Pictures stay out, but every line of the data is copied exactly.

### Saved data entries
◆ ◆ ◆

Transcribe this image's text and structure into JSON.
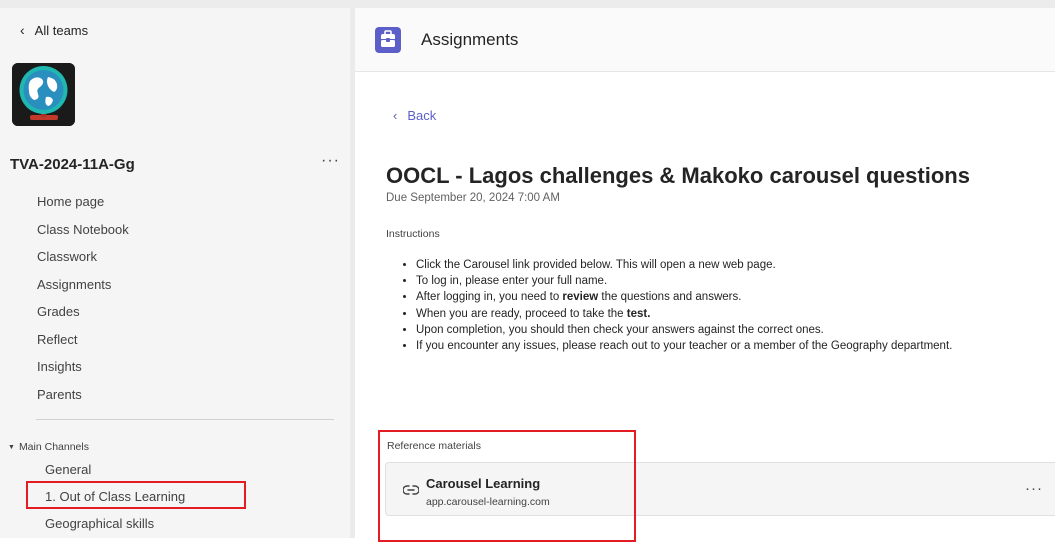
{
  "sidebar": {
    "back_label": "All teams",
    "team_name": "TVA-2024-11A-Gg",
    "more_label": "···",
    "nav_items": [
      "Home page",
      "Class Notebook",
      "Classwork",
      "Assignments",
      "Grades",
      "Reflect",
      "Insights",
      "Parents"
    ],
    "channels_header": "Main Channels",
    "channels": [
      "General",
      "1. Out of Class Learning",
      "Geographical skills"
    ]
  },
  "header": {
    "app_title": "Assignments",
    "app_color": "#5b5fc7"
  },
  "assignment": {
    "back_label": "Back",
    "title": "OOCL - Lagos challenges & Makoko carousel questions",
    "due": "Due September 20, 2024 7:00 AM",
    "instructions_label": "Instructions",
    "instructions": [
      {
        "pre": "Click the Carousel link provided below. This will open a new web page.",
        "bold": "",
        "post": ""
      },
      {
        "pre": "To log in, please enter your full name.",
        "bold": "",
        "post": ""
      },
      {
        "pre": "After logging in, you need to ",
        "bold": "review",
        "post": " the questions and answers."
      },
      {
        "pre": "When you are ready, proceed to take the ",
        "bold": "test.",
        "post": ""
      },
      {
        "pre": "Upon completion, you should then check your answers against the correct ones.",
        "bold": "",
        "post": ""
      },
      {
        "pre": "If you encounter any issues, please reach out to your teacher or a member of the Geography department.",
        "bold": "",
        "post": ""
      }
    ],
    "reference_label": "Reference materials",
    "reference": {
      "name": "Carousel Learning",
      "url": "app.carousel-learning.com",
      "more_label": "···"
    }
  },
  "colors": {
    "highlight": "#e31b23",
    "accent": "#5b5fc7"
  }
}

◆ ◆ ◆

### Answer to the exercise
Transcribe this image's text and structure into JSON.
{
  "sidebar": {
    "back_label": "All teams",
    "team_name": "TVA-2024-11A-Gg",
    "more_label": "···",
    "nav_items": [
      "Home page",
      "Class Notebook",
      "Classwork",
      "Assignments",
      "Grades",
      "Reflect",
      "Insights",
      "Parents"
    ],
    "channels_header": "Main Channels",
    "channels": [
      "General",
      "1. Out of Class Learning",
      "Geographical skills"
    ]
  },
  "header": {
    "app_title": "Assignments",
    "app_color": "#5b5fc7"
  },
  "assignment": {
    "back_label": "Back",
    "title": "OOCL - Lagos challenges & Makoko carousel questions",
    "due": "Due September 20, 2024 7:00 AM",
    "instructions_label": "Instructions",
    "instructions": [
      {
        "pre": "Click the Carousel link provided below. This will open a new web page.",
        "bold": "",
        "post": ""
      },
      {
        "pre": "To log in, please enter your full name.",
        "bold": "",
        "post": ""
      },
      {
        "pre": "After logging in, you need to ",
        "bold": "review",
        "post": " the questions and answers."
      },
      {
        "pre": "When you are ready, proceed to take the ",
        "bold": "test.",
        "post": ""
      },
      {
        "pre": "Upon completion, you should then check your answers against the correct ones.",
        "bold": "",
        "post": ""
      },
      {
        "pre": "If you encounter any issues, please reach out to your teacher or a member of the Geography department.",
        "bold": "",
        "post": ""
      }
    ],
    "reference_label": "Reference materials",
    "reference": {
      "name": "Carousel Learning",
      "url": "app.carousel-learning.com",
      "more_label": "···"
    }
  },
  "colors": {
    "highlight": "#e31b23",
    "accent": "#5b5fc7"
  }
}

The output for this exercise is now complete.